Another Miscarriage of Criminal Justice in Atlanta: The Eleventh Circuit Federal Court of Appeals Renews our Tenacity in Fighting for Rights

Demarick Hunter is serving a sentence of 15 years and 8 months in federal prison for possessing a firearm. The Armed Career Criminal Act (ACCA) provides for a minimum sentence of 15 years for career criminals who carry firearms. Mr. Hunter’s prior convictions do not qualify him as a career criminal under the ACCA. The Eleventh Circuit acknowledged that he is serving an illegal sentence, but refused to allow him to appeal it.

The ACCA applies to people with at least 3 prior convictions for violent felonies or drug offenses. Mr. Hunter was sentenced as a career criminal under this act because in addition to one conviction for a drug offense, his two prior convictions for carrying a concealed weapon were considered violent felonies. Last year the Eleventh Circuit acknowledged that carrying a concealed weapon may not be a violent felony. In the Hunter case last month, the Eleventh Circuit agreed that Hunter was erroneously sentenced, but denied his request for a certificate of appealability because “a sentencing error alone does not amount to a substantial showing of the denial of a constitutional right.” The miscarriage of justice in this decision for Mr. Hunter is maddening in and of itself.

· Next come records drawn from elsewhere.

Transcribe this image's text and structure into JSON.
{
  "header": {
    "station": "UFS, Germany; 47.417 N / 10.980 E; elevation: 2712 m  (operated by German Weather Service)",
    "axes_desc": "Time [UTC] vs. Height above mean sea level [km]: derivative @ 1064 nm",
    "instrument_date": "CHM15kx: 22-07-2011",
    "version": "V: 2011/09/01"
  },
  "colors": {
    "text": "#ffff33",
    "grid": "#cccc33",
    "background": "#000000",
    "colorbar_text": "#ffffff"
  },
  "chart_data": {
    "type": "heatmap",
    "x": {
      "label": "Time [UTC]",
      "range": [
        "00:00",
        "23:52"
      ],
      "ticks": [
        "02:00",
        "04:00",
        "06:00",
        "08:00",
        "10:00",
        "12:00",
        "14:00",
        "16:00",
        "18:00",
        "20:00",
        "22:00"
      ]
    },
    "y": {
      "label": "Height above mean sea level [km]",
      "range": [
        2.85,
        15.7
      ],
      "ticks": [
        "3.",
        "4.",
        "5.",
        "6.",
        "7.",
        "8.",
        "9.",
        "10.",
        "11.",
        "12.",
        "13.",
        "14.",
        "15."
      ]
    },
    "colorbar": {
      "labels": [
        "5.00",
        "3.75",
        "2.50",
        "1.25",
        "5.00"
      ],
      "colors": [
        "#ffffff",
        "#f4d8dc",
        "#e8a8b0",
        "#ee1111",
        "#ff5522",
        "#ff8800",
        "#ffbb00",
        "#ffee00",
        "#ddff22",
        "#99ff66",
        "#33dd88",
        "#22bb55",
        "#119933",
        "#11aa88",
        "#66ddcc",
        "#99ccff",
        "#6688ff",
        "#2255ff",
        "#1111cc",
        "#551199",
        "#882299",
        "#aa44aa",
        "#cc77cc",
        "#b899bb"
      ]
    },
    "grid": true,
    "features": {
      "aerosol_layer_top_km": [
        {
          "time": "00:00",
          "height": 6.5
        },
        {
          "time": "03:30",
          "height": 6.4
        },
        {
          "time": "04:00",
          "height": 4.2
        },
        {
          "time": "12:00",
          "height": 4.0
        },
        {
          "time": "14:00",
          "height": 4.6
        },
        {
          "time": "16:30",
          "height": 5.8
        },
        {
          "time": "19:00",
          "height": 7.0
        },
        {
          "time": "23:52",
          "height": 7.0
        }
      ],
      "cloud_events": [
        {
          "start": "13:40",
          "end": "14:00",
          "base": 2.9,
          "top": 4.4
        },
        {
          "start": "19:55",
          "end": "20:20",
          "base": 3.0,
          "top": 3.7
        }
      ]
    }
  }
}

However, there is an even more infuriating aspect to this decision. The Court notes at the end of this decision that Mr. Hunter can’t show ineffective assistance of counsel because his lawyers didn’t argue at sentencing or direct appeal that carrying a concealed weapon was not a violent felony under the ACCA. Most lawyers wouldn’t have done so. At the time of Mr. Hunter’s sentencing and direct appeal, binding case law held that carrying a concealed weapon was a violent felony.

The reason this is so galling is that Mr. Hunter’s lawyers, like many attorneys, presumably did not challenge this law because judges often get upset with lawyers for raising challenges that are contrary to established precedent. Judges think lawyers are being unprofessional when they raise such challenges. Down the road, though, when the law finally turns in the favor of defendants, they suffer the consequences. Had Mr. Hunter’s attorneys raised this argument at sentencing and on appeal, the outcome of this case would have been quite different.

Lawyers must not be afraid of upsetting trial judges by challenging bad law. We must be willing at the trial and appellate level to raise challenges that may fly in the face of existing precedent. The Hunter case reminds us yet again of why we fight with such resolve.

The opinion in the Hunter case can be found here.